• **Work required**
Pick out each line in these entries that contains the string "SELECTED".

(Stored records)
+++
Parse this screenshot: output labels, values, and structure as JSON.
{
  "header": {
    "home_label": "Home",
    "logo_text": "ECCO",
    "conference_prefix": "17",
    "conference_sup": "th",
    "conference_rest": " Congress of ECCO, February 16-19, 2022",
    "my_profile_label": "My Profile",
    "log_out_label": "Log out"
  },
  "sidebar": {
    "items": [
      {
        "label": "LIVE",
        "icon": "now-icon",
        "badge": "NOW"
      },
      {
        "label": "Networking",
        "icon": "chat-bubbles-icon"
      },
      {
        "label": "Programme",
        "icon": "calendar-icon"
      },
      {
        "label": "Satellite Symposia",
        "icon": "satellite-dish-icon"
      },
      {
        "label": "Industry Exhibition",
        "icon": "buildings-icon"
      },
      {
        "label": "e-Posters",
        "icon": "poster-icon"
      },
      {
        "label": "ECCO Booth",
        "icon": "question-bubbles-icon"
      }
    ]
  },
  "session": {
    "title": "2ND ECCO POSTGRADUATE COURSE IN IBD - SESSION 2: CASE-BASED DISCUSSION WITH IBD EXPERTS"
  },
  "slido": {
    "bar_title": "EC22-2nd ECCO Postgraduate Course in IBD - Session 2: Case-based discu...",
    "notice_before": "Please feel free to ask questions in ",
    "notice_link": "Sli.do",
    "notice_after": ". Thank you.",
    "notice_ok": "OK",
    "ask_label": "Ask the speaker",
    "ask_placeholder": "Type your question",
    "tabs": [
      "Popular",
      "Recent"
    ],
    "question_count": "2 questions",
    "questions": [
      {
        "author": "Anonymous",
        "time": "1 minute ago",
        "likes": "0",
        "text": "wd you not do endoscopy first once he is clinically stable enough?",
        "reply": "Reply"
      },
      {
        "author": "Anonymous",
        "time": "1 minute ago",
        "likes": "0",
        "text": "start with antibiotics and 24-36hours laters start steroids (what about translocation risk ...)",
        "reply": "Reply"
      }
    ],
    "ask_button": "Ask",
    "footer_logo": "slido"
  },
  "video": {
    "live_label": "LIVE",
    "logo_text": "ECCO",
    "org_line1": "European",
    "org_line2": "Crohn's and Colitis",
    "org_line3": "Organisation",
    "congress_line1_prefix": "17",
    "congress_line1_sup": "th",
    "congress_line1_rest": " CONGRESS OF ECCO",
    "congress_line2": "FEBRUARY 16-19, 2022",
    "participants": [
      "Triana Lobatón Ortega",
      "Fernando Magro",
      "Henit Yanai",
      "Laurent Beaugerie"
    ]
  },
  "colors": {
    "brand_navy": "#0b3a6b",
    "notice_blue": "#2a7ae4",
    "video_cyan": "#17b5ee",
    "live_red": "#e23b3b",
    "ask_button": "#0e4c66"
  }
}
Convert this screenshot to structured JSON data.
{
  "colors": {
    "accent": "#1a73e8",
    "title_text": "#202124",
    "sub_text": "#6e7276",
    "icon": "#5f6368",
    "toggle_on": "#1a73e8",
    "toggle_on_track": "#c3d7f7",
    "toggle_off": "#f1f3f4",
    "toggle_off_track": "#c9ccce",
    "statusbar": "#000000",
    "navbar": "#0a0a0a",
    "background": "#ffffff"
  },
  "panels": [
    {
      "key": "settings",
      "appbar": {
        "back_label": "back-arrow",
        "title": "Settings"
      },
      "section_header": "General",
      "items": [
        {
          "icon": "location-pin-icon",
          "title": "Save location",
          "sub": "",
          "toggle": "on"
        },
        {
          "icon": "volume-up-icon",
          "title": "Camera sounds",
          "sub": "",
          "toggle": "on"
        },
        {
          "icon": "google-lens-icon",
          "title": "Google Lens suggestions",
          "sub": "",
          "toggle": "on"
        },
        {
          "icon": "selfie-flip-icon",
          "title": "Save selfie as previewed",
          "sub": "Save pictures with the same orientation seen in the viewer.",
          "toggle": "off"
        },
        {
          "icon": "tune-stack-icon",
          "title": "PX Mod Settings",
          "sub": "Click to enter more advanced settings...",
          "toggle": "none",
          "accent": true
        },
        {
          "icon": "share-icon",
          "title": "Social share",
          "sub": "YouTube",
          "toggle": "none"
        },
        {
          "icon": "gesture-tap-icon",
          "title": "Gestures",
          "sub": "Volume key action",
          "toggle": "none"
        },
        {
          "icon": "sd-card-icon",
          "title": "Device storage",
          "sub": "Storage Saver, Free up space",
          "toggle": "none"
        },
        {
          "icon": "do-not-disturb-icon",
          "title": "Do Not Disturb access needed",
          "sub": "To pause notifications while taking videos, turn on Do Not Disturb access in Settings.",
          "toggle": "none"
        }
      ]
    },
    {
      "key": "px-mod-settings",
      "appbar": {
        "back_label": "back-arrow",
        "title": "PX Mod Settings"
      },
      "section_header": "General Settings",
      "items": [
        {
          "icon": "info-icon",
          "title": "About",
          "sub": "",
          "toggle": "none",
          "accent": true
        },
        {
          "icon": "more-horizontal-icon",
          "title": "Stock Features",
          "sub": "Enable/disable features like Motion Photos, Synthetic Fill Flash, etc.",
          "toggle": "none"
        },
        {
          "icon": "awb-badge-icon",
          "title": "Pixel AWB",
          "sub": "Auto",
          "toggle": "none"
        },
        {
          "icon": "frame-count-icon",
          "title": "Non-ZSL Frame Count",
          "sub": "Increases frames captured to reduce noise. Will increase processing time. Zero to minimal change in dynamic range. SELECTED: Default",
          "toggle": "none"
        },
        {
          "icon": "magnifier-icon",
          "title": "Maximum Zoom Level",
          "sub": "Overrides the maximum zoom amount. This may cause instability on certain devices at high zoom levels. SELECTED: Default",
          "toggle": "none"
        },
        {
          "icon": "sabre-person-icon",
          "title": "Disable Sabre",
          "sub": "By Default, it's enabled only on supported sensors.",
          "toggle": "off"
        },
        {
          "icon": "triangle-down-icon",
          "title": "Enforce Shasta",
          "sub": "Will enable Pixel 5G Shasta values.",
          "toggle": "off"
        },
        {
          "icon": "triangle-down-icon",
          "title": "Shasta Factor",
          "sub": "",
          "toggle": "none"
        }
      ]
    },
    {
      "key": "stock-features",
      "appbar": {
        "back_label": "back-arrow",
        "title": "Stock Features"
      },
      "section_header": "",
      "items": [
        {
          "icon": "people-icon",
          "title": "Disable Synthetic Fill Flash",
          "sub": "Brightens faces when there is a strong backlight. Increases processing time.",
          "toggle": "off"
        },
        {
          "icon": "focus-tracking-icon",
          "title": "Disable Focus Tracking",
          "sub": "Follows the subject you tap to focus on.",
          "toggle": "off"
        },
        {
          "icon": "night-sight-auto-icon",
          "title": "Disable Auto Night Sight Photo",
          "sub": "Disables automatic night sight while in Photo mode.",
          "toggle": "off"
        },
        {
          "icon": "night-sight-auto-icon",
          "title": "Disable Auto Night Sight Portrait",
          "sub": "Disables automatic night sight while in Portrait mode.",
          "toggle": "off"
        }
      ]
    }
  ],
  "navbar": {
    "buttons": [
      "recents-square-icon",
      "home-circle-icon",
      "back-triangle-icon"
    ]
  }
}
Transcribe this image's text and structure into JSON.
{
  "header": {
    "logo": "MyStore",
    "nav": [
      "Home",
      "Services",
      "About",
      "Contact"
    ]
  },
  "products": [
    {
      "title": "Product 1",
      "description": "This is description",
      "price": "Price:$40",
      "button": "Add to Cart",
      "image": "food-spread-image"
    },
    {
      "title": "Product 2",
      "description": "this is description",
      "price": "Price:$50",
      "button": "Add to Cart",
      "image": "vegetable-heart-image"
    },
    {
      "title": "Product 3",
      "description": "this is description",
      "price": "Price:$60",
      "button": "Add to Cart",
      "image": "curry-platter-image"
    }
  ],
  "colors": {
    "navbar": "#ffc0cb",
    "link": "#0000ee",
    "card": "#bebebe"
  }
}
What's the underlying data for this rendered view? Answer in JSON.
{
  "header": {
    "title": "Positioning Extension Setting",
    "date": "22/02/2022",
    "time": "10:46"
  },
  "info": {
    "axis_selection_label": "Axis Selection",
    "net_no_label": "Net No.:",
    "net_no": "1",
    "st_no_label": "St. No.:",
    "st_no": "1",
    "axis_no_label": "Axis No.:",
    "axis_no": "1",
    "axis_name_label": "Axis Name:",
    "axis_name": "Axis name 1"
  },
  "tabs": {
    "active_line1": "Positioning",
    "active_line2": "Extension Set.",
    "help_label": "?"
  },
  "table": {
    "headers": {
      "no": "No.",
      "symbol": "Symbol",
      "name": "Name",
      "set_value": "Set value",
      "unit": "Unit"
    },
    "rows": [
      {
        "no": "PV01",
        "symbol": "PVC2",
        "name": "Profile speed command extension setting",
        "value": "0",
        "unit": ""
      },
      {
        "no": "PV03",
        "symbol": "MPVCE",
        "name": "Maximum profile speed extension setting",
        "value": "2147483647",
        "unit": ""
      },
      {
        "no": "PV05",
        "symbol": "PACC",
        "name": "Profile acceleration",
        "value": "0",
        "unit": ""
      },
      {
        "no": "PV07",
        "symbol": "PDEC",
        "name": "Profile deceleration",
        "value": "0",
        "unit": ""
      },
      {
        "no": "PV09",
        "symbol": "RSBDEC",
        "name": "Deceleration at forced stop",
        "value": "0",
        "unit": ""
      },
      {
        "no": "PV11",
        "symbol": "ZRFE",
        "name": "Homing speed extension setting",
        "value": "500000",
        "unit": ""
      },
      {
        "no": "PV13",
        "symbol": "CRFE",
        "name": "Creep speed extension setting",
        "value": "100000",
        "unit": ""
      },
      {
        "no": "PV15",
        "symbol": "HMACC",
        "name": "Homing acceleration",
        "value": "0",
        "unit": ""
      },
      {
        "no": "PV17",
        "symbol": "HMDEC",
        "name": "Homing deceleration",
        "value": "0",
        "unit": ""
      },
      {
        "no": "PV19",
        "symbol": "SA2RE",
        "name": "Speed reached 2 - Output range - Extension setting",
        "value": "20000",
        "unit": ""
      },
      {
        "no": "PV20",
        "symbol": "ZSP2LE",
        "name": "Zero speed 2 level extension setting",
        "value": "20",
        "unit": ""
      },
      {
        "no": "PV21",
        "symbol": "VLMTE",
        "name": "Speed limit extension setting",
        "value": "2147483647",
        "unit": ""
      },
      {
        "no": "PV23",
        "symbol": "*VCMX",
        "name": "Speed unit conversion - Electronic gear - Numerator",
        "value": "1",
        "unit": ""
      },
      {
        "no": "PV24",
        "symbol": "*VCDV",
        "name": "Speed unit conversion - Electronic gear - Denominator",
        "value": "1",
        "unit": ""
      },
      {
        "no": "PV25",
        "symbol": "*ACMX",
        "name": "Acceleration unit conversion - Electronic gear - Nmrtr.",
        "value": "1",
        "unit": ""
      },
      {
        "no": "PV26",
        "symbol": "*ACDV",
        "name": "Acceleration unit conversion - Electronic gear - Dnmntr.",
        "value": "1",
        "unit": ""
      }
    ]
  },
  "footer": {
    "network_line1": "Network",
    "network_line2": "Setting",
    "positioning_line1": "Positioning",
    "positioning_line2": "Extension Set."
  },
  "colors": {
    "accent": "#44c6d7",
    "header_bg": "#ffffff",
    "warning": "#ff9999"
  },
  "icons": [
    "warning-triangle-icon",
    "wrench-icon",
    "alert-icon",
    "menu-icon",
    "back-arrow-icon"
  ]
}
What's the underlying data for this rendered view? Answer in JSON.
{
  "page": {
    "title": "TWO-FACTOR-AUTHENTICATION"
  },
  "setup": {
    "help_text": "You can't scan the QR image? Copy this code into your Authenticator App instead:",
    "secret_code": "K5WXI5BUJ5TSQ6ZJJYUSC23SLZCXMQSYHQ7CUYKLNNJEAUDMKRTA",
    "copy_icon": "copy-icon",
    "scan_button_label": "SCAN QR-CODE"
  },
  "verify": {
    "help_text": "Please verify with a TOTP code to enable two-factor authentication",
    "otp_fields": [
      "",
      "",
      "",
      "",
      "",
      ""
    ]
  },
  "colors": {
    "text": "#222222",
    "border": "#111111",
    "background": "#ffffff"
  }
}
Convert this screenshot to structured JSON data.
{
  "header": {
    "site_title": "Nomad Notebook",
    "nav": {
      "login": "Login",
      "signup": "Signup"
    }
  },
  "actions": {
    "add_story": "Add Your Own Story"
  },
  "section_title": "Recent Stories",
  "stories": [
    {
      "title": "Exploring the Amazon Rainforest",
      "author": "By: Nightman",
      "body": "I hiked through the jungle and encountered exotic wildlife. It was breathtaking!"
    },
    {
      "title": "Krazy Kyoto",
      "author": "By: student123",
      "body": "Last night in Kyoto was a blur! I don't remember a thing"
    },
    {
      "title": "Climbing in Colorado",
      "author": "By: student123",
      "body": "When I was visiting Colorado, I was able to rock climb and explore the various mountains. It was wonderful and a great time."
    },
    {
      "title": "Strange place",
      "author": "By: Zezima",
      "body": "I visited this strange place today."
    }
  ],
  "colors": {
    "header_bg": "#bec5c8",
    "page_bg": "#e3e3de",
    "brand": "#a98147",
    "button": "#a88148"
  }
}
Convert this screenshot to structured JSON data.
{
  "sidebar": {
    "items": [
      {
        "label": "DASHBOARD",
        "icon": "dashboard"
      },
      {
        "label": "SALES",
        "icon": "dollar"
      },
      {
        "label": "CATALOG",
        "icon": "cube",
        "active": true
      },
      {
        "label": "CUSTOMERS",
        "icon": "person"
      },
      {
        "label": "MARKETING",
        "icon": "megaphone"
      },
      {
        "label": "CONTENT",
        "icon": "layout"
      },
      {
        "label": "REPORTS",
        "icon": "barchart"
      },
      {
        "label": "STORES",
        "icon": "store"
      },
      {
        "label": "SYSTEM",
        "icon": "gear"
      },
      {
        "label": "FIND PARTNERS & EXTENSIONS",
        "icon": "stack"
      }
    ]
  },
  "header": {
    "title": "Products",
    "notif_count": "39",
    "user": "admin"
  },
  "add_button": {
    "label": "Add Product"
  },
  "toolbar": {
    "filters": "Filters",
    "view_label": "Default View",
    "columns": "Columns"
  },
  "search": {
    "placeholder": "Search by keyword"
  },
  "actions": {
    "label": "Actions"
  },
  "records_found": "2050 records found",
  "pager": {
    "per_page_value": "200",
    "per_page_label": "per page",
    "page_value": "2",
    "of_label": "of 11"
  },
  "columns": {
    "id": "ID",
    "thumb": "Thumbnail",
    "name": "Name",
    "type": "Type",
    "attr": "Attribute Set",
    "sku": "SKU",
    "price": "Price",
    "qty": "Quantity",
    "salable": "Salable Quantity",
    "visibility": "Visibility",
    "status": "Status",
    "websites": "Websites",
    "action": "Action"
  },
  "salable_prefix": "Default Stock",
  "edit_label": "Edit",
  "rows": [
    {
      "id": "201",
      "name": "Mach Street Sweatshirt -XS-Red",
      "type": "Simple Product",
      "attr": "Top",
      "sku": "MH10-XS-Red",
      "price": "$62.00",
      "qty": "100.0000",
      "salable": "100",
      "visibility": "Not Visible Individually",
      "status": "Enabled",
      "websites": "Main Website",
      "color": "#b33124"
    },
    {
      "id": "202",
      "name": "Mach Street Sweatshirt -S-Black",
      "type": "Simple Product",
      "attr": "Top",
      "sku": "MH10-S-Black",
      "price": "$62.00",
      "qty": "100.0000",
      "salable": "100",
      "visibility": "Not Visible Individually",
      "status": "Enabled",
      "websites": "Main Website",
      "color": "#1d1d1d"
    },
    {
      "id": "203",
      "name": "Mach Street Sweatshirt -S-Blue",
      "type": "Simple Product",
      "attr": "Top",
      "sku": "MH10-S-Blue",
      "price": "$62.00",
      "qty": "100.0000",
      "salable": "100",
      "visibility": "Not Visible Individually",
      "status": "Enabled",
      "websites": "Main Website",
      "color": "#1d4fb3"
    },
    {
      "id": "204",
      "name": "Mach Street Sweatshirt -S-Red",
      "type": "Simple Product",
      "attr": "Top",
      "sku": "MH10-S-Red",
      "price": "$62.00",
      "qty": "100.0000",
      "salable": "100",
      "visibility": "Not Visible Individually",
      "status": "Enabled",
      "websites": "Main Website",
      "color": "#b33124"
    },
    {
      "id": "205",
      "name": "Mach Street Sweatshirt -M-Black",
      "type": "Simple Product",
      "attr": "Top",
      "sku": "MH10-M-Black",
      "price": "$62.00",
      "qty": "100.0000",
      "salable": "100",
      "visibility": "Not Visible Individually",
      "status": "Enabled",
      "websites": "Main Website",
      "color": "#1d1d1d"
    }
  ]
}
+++
• **Your solution**
          "sub": "Increases frames captured to reduce noise. Will increase processing time. Zero to minimal change in dynamic range. SELECTED: Default",
          "sub": "Overrides the maximum zoom amount. This may cause instability on certain devices at high zoom levels. SELECTED: Default",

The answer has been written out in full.